The partnership has also produced educational materials such as the Science of Golf video series and a nationally-distributed newspaper insert which are provided to teachers as tools to enhance existing curriculum in schools. These lessons teach the science behind the USGA’s equipment testing, handicapping, and agronomy efforts.

For more interactive experiences featuring golf-focused STEM lessons, visit the partnership homepage.

Chevron image
Rolex
   

Rolex has been a longtime supporter of the USGA and salutes the sportsmanship and great traditions unique to the game. This support includes the Rules of Golf where Rolex has partnered with the USGA to ensure golfers understand and appreciate the game.

As the official timekeeper of the USGA and its championships, they also provide clocks throughout host sites for spectator convenience.

For more information on Rolex and their celebration of the game, visit the Rolex and Golf homepage.



Rolex image
IBM
   

IBM has partnered with the USGA to bring the same technology, expertise, and innovation it provides to businesses all over the world to the USGA and golf's national championship.

IBM provides the information technology to develop and host the U.S. Open’s official website, www.usopen.com, as well as the mobile apps and scoring systems for the three U.S. Open championships.
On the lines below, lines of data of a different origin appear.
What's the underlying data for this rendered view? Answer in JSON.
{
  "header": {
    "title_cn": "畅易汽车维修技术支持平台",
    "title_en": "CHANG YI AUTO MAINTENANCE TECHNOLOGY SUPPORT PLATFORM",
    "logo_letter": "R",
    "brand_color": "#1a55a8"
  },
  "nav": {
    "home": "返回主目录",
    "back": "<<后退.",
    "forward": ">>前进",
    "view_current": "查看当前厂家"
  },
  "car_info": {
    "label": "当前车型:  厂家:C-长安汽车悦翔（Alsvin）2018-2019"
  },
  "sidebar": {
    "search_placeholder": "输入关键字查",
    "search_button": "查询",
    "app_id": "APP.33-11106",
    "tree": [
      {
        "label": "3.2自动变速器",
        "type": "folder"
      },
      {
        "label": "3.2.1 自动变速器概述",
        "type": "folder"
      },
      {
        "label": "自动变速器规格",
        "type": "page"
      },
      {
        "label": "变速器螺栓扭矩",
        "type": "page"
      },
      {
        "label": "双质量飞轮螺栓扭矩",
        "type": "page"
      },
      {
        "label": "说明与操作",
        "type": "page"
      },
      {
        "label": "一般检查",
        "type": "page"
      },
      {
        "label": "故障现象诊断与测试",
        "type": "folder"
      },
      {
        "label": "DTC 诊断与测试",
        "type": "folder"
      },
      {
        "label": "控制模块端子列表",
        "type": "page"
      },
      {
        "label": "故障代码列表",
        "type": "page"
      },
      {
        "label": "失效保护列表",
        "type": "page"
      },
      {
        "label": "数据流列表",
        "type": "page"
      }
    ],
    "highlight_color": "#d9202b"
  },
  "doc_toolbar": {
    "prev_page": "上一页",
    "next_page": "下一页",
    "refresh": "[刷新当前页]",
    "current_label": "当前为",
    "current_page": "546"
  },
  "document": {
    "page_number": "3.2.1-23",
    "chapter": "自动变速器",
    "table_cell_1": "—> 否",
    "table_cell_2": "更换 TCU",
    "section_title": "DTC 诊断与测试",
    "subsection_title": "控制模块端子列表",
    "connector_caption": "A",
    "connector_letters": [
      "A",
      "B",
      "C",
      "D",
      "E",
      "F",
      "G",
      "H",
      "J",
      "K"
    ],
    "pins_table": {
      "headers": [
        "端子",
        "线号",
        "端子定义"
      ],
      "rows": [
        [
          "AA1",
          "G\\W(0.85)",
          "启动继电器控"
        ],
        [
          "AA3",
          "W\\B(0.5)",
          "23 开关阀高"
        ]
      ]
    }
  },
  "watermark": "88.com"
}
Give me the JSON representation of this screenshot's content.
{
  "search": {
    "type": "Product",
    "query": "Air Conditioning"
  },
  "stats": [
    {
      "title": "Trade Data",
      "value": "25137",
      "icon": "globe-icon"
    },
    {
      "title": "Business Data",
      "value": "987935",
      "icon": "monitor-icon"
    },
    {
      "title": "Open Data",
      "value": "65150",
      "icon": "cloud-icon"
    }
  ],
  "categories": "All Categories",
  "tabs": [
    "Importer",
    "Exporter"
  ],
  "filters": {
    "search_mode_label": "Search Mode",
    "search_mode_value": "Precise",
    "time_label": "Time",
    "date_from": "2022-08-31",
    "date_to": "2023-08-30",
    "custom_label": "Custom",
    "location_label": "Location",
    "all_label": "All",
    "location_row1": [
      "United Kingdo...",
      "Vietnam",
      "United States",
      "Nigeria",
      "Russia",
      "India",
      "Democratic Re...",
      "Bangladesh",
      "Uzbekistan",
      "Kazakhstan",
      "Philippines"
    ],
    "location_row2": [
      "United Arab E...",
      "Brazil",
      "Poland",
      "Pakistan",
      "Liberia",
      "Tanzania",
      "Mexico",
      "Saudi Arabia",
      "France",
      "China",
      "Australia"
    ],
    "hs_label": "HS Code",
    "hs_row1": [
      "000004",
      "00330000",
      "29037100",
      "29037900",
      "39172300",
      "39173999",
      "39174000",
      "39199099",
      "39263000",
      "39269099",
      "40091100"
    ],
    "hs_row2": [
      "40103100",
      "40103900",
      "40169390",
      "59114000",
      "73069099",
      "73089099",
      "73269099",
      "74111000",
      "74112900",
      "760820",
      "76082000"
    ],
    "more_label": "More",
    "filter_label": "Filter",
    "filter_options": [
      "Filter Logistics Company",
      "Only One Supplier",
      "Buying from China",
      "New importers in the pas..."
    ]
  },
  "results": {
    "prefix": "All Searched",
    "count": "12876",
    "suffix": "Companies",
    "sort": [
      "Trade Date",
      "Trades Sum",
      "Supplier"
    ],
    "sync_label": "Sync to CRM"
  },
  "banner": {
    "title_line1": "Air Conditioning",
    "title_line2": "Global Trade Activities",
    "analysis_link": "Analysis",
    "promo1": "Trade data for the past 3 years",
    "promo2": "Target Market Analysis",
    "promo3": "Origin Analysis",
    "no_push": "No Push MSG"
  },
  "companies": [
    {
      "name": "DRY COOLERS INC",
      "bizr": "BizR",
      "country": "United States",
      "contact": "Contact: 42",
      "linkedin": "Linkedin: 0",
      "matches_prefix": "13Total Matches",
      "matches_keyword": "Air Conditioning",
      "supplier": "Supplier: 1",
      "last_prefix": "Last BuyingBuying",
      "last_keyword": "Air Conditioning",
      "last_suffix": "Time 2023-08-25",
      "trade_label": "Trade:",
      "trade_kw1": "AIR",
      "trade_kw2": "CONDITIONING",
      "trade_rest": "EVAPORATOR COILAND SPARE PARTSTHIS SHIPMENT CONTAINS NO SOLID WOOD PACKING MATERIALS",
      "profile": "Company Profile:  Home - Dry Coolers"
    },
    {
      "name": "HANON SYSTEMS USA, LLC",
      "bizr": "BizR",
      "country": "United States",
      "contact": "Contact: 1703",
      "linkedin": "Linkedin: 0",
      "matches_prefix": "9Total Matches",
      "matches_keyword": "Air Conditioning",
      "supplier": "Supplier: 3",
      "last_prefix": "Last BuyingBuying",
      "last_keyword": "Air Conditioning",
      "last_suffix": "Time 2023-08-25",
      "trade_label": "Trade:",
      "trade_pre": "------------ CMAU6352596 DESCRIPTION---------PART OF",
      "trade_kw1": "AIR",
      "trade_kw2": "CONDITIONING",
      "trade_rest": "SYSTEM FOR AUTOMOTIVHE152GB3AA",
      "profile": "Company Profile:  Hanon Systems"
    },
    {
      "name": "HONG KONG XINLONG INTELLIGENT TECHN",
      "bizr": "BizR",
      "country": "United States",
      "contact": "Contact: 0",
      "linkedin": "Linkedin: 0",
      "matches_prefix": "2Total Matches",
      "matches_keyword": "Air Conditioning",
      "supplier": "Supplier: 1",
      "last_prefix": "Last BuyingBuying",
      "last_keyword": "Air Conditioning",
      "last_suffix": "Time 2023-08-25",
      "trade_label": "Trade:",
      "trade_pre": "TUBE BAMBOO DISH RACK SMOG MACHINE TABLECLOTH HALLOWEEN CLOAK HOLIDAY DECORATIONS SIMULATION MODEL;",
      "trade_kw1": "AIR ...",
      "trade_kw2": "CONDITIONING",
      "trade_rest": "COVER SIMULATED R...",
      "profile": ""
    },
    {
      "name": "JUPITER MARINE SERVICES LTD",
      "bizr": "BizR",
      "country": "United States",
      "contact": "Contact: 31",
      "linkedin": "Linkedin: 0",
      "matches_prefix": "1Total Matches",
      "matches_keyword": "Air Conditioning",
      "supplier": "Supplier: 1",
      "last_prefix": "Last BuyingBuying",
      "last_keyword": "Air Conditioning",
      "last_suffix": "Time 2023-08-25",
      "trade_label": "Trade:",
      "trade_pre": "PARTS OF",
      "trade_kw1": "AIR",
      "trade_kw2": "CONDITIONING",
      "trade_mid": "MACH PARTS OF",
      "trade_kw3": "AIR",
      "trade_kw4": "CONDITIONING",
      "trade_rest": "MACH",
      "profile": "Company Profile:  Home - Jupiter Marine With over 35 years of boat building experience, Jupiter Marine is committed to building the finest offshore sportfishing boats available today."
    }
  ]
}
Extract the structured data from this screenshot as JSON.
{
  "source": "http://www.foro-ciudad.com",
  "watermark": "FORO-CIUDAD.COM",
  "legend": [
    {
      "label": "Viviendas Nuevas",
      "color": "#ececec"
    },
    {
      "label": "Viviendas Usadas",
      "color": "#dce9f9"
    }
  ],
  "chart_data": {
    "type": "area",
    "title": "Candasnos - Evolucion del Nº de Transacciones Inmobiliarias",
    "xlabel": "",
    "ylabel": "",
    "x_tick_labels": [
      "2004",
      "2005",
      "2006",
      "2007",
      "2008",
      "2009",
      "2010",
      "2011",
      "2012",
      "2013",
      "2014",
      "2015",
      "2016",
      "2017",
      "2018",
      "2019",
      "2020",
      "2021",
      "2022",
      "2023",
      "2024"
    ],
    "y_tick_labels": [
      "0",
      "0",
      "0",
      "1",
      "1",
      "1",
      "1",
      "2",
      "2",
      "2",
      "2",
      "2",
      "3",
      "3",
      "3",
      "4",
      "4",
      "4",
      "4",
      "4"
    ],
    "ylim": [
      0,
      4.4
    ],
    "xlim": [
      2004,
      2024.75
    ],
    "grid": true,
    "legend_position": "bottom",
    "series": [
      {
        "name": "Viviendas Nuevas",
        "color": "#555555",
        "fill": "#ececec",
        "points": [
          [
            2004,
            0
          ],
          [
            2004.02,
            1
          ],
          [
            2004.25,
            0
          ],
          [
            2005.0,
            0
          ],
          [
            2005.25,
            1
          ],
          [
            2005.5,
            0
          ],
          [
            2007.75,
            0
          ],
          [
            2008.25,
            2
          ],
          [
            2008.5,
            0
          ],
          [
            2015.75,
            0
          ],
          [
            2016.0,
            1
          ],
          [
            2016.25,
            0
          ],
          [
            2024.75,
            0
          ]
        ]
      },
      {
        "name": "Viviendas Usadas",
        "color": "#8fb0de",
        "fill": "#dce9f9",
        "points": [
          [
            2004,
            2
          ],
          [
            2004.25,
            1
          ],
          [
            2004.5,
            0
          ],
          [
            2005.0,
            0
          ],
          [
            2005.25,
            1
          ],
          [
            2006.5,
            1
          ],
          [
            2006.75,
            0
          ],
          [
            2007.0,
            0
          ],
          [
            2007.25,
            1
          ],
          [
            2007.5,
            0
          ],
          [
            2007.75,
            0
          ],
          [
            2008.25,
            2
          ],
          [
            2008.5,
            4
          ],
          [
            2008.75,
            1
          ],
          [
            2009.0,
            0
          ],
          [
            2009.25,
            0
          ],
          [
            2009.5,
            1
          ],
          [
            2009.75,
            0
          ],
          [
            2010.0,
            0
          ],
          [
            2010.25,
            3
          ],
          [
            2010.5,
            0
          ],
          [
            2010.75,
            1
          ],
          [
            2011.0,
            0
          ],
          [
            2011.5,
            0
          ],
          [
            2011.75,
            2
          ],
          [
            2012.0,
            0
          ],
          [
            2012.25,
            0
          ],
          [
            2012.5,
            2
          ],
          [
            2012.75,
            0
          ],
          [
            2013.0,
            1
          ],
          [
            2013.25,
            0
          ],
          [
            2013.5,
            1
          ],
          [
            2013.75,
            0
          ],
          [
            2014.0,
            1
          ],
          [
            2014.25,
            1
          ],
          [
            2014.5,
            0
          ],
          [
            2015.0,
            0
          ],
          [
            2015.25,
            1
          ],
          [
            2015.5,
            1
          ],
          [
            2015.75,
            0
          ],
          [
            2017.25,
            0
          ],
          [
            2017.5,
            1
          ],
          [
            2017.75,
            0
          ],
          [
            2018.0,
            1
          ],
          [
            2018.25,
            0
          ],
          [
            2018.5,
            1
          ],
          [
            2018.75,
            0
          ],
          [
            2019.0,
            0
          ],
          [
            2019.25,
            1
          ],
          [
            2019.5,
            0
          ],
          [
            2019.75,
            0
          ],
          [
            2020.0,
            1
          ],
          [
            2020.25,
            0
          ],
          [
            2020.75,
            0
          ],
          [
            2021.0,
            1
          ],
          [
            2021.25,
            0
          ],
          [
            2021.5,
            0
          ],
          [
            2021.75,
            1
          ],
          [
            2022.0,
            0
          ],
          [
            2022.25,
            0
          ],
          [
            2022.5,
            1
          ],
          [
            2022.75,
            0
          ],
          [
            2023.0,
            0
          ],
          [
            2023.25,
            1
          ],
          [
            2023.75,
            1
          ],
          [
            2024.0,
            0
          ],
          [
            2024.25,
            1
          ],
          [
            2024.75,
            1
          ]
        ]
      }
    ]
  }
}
These real-time technology solutions provide an enhanced experience for fans following the championship onsite and online.

For more information on IBM and the technology that powers the U.S. Open and businesses worldwide, visit http://www.usopen.com/IBM

AmEx image
Lexus
   

Lexus is committed to partnering with the USGA to deliver a best-in-class experience for the world’s best golfers by providing a fleet of courtesy luxury vehicles for all USGA Championships.

At each U.S. Open, Women’s Open and Senior Open, Lexus provides spectators with access to unique experiences ranging from the opportunity to have a picture taken with both the U.S. Open and U.S. Women’s Open trophies to autograph signings with legendary Lexus Golf Ambassadors in the Lexus Performance Drive Pavilion.

For more information on Lexus, visit http://www.lexus.com/

AmEx image
American Express
   

Together, American Express and the USGA have been providing world-class service to golf fans since 2006. By creating interactive U.S. Open experiences both onsite and online, American Express enhances the USGA’s effort to make the game more accessible and enjoyable for fans.

For more information on American Express visit www.americanexpress.com/entertainment


AmEx image